What you have to do - Each line of the material that mentions the word "user" is to be copied.

Data extracts -
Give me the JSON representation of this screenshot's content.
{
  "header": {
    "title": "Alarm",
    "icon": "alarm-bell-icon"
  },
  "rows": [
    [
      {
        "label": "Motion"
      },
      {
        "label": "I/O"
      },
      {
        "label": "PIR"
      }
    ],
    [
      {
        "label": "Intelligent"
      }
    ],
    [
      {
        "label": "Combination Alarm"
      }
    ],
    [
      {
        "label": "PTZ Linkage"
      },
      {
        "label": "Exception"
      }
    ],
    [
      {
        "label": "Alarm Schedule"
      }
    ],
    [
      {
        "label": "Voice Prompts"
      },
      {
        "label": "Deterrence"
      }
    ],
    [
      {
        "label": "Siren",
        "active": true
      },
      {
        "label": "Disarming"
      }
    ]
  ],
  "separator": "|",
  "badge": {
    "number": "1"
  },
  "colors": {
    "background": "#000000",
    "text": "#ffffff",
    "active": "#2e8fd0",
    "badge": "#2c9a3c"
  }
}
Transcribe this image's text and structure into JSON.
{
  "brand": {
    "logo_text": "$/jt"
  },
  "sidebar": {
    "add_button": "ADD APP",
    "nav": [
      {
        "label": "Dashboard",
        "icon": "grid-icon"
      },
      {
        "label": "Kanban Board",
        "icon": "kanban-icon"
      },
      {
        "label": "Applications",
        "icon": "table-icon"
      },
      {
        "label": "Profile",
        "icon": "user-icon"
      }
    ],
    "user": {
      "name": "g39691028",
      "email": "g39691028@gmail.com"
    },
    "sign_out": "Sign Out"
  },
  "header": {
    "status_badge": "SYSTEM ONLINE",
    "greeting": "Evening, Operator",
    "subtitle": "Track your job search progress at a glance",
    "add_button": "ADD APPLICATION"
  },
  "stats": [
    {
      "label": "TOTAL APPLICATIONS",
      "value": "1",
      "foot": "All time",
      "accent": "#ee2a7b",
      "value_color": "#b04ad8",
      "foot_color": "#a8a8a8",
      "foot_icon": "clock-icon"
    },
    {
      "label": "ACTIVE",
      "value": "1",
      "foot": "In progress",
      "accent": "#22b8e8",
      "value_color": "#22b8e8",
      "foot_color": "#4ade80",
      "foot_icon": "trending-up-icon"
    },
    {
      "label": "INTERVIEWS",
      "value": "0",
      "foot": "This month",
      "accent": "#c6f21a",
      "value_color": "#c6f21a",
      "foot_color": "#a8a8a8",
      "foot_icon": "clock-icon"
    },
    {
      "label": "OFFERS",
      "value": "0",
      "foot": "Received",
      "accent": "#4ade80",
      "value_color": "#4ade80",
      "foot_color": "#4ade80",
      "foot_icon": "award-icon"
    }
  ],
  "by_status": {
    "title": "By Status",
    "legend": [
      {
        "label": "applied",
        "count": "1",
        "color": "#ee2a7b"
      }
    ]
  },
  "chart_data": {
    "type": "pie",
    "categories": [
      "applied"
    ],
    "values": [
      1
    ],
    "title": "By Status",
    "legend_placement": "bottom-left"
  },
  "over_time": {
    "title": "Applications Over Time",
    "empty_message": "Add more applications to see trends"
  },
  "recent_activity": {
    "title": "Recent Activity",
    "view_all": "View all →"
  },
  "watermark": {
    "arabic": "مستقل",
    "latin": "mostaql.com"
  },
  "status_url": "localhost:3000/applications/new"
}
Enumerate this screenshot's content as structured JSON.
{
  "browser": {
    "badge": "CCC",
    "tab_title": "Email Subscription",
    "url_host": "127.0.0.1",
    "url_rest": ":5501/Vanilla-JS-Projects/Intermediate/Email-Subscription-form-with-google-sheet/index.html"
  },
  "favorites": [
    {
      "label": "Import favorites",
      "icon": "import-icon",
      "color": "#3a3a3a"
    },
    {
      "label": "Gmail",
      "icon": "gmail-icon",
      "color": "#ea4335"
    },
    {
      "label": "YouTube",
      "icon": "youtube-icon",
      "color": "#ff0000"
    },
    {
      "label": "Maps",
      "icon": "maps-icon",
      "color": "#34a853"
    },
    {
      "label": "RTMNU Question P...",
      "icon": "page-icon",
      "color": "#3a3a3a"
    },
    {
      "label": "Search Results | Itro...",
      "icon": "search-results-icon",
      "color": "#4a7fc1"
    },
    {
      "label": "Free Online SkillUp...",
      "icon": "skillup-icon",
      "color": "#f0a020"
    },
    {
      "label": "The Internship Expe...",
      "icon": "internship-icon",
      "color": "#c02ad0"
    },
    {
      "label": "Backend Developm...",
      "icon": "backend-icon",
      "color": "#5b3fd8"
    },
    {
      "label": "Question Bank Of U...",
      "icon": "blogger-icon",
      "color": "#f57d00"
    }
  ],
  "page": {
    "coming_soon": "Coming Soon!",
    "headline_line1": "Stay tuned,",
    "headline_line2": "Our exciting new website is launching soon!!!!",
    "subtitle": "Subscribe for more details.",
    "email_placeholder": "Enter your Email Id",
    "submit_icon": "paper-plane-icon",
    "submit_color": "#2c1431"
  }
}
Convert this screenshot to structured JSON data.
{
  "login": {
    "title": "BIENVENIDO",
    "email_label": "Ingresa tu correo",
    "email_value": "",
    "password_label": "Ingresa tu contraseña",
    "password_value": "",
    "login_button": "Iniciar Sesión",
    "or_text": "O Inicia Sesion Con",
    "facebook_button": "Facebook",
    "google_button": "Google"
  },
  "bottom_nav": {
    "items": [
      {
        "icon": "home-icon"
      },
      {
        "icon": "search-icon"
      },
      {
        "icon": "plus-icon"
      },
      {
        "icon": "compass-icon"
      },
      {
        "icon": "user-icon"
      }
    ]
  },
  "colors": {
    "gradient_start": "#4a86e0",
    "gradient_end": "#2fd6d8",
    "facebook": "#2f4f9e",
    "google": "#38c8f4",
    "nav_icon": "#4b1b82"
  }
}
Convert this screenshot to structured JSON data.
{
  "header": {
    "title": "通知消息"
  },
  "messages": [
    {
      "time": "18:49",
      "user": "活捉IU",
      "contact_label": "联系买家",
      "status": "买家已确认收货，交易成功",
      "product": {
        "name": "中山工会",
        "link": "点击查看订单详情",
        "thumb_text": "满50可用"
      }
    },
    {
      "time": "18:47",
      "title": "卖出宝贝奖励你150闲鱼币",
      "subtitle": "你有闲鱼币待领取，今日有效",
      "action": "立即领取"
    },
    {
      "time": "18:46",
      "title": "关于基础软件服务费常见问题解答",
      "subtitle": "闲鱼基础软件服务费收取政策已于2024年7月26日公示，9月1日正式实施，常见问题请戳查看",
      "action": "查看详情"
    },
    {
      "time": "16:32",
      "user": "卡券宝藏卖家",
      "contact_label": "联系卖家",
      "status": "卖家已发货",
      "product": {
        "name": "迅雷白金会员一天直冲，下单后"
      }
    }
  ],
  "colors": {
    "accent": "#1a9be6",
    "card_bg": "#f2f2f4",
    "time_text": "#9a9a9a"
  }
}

Solution to the problem -
        "icon": "user-icon"
    "user": {
        "icon": "user-icon"
      "user": "活捉IU",
      "user": "卡券宝藏卖家",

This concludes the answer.